Martin Luther King Jr.’s dream was recorded. It was a dream that was played out in front of thousands of people and like most dreams, no one really knew how it would play out. As the dream was recalled over the years, it became clear that this was a significant and compelling vision of the future. Martin’s dream was in the form of a remarkable prose on the steps of the Lincoln Memorial. Most of us can hear him recite this dream in our subconscious. “I have a dream that one day every valley shall be exalted, every hill and mountain shall be made low, the rough places will be made straight and the glory of the Lord shall be revealed and all flesh shall see it together.” It is a dream that visualizes a future where all those things that seemed impossible and improbable will happen despite overwhelming obstacles.

The election of Barack Obama was a manifestation of Martin’s dream. I would like to believe that Martin Luther King’s dream highlighted how difficult it is to make change happen. Martin spoke about how mountains and hills (obstacles) shall be made lower and rough places (institutional changes) will be made straight. The recognition was that monumental changes of this magnitude take considerable time. Indeed, it takes the force of nature to break through the harsh reality of status quo and history.

Dreaming enables us to transcend the present and position us on the balcony for a better view of the future. And, because dreaming offers no restrictions, the greatest dreamers are often characterized as crazy and out of touch with reality. What history has shown us is that you may vilify them, you can criticize them, and you may even assassinate them. But, you can’t kill a dreamer’s dream. MLK’s dream took a long time to come to fruition, with small significant steps and some big setbacks along the way. But on Nov. 4, 2008, the full realization of the great civil rights leader’s dream came to pass with the election of a junior senator from Illinois as the first African-American President of The United States.

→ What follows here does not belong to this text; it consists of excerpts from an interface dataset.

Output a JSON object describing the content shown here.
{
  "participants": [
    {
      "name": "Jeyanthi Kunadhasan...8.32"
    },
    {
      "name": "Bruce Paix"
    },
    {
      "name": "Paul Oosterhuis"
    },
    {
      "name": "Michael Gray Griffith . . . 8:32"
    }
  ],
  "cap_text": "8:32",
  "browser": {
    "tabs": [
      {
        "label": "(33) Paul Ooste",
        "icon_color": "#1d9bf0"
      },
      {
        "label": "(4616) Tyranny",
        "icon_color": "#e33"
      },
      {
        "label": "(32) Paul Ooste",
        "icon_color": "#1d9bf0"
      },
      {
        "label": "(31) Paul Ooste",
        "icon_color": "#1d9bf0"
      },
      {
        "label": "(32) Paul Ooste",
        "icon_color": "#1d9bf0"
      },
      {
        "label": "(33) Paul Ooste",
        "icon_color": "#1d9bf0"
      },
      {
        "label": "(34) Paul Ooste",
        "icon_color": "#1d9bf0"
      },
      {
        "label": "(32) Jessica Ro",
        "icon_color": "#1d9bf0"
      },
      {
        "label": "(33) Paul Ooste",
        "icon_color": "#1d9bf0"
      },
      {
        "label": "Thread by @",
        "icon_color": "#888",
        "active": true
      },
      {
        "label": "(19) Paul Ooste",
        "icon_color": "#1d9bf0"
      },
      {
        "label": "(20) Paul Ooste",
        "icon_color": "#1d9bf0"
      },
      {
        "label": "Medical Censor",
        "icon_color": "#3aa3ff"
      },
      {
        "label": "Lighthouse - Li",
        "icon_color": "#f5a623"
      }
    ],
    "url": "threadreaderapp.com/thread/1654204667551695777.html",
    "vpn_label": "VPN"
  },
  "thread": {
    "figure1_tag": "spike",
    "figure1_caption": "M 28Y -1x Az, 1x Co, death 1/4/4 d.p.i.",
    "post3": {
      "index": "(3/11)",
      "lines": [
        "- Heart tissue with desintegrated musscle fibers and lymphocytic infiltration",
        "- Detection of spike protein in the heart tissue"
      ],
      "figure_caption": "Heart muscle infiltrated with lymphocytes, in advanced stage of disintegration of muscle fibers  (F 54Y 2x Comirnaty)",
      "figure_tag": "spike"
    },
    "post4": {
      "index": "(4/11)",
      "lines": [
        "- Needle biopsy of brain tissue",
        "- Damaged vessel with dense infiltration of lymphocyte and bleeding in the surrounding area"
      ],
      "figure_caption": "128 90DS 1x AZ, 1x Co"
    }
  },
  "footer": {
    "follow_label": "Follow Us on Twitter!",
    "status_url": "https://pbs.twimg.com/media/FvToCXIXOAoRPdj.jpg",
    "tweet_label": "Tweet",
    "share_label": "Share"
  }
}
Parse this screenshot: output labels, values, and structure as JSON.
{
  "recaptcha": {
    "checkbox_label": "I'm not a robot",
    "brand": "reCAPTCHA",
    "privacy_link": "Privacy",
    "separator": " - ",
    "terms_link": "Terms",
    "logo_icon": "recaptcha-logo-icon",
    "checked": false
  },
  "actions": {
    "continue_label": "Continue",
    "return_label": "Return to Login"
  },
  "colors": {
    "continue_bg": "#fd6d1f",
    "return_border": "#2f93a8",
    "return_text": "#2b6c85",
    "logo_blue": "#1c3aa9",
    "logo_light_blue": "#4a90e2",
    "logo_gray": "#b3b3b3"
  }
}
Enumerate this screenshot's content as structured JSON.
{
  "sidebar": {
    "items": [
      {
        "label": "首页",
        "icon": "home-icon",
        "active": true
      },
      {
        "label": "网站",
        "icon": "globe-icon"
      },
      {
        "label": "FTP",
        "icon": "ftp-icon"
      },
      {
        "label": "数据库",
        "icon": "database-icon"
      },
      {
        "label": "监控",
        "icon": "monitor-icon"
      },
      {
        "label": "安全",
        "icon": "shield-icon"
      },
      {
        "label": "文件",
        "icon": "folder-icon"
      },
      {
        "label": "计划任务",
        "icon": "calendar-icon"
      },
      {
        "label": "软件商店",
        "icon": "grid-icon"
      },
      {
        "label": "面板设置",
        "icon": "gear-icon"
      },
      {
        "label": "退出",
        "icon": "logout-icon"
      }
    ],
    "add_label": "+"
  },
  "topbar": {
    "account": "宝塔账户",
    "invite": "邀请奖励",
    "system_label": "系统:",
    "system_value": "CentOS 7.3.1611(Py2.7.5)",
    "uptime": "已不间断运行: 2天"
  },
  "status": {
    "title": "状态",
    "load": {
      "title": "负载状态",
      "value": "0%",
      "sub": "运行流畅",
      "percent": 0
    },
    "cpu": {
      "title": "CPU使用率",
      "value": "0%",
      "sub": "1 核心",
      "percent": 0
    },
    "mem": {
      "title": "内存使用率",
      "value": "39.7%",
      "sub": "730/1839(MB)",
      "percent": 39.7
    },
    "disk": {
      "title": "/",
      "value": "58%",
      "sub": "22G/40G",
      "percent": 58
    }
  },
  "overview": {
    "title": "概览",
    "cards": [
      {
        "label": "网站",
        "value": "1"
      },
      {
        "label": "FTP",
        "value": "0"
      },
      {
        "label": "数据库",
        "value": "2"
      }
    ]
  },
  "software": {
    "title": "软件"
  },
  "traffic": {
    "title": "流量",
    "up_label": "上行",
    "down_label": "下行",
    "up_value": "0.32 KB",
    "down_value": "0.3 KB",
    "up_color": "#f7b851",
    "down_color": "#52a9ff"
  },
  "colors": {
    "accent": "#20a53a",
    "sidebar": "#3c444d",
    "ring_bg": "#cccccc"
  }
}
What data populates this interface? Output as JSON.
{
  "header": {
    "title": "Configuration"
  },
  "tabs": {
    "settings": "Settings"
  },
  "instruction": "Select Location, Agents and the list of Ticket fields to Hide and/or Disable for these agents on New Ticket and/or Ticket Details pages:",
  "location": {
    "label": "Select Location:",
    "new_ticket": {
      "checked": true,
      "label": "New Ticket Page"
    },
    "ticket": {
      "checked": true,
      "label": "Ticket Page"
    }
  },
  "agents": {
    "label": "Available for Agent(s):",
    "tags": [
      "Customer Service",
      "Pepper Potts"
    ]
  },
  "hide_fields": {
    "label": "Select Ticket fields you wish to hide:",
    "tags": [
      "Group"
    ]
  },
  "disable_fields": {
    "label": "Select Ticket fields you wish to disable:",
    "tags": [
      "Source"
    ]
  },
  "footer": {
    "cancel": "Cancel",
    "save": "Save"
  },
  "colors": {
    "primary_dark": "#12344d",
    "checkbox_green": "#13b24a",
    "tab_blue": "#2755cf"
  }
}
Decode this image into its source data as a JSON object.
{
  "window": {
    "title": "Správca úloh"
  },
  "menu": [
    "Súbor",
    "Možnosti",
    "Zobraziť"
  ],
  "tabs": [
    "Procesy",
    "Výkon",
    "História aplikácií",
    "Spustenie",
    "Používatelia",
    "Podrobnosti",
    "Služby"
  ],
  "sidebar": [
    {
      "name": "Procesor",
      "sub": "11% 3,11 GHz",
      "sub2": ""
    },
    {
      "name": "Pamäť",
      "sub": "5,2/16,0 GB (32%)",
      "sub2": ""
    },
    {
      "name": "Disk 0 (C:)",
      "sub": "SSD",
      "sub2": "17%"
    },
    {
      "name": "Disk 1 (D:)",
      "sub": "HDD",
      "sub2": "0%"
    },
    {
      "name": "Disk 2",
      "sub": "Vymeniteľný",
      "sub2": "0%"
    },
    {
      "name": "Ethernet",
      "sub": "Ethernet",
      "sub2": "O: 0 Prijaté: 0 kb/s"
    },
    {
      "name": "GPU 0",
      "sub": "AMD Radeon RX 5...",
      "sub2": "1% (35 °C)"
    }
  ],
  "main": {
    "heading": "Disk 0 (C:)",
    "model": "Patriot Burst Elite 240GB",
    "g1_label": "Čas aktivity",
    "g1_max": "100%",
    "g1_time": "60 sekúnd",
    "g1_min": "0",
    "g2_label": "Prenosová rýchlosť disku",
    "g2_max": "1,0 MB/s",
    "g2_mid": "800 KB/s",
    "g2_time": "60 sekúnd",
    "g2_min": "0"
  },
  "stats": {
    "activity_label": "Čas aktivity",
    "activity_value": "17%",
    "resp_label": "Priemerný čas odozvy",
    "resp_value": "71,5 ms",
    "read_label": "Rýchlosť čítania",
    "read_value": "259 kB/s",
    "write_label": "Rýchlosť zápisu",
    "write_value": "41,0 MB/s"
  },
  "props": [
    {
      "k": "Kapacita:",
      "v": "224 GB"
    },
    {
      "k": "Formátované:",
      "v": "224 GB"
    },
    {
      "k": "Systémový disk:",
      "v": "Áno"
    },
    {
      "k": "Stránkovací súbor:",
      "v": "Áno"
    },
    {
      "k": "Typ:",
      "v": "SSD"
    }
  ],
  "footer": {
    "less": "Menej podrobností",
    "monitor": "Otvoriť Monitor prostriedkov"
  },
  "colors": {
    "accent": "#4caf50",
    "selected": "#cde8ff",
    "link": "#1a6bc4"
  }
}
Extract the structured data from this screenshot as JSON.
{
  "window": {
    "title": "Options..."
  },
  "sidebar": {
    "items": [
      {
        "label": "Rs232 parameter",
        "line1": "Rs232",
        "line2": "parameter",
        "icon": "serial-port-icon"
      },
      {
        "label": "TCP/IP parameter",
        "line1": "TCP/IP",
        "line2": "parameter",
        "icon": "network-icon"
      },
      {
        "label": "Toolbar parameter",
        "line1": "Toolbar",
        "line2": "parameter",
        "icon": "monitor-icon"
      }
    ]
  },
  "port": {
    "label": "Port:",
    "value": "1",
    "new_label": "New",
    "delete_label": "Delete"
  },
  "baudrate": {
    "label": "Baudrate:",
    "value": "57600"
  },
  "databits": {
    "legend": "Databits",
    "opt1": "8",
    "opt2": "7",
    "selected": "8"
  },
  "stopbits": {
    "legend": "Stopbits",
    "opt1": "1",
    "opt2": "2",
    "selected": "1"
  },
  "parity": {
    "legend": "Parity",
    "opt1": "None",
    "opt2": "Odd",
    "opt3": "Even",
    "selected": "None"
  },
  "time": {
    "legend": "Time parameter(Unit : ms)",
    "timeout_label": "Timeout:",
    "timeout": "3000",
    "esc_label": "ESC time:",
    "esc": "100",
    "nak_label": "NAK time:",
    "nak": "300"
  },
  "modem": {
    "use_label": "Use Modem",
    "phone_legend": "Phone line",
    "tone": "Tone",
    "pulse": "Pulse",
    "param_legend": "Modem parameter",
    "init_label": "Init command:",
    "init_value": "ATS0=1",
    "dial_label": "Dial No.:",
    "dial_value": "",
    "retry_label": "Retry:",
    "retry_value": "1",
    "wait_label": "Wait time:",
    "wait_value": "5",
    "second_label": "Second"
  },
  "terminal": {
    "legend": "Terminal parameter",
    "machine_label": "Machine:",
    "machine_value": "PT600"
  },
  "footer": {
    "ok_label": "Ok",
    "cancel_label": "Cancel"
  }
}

Martin Luther King taught us that adversity is a lot easier to overcome than success. And that is the power of dreams. He knew it would happen. He even foresaw that his own demise may keep him from seeing his dream come true. “I’ve seen the promised land,” he said. “I may not get there with you, but I want you to know tonight that we as a people will get to the Promised Land.” Forty-five years later, his vision is still unfolding. But one thing is crystal clear. Dreams do come true.

Click here to read Dean Akande's story on AC360°.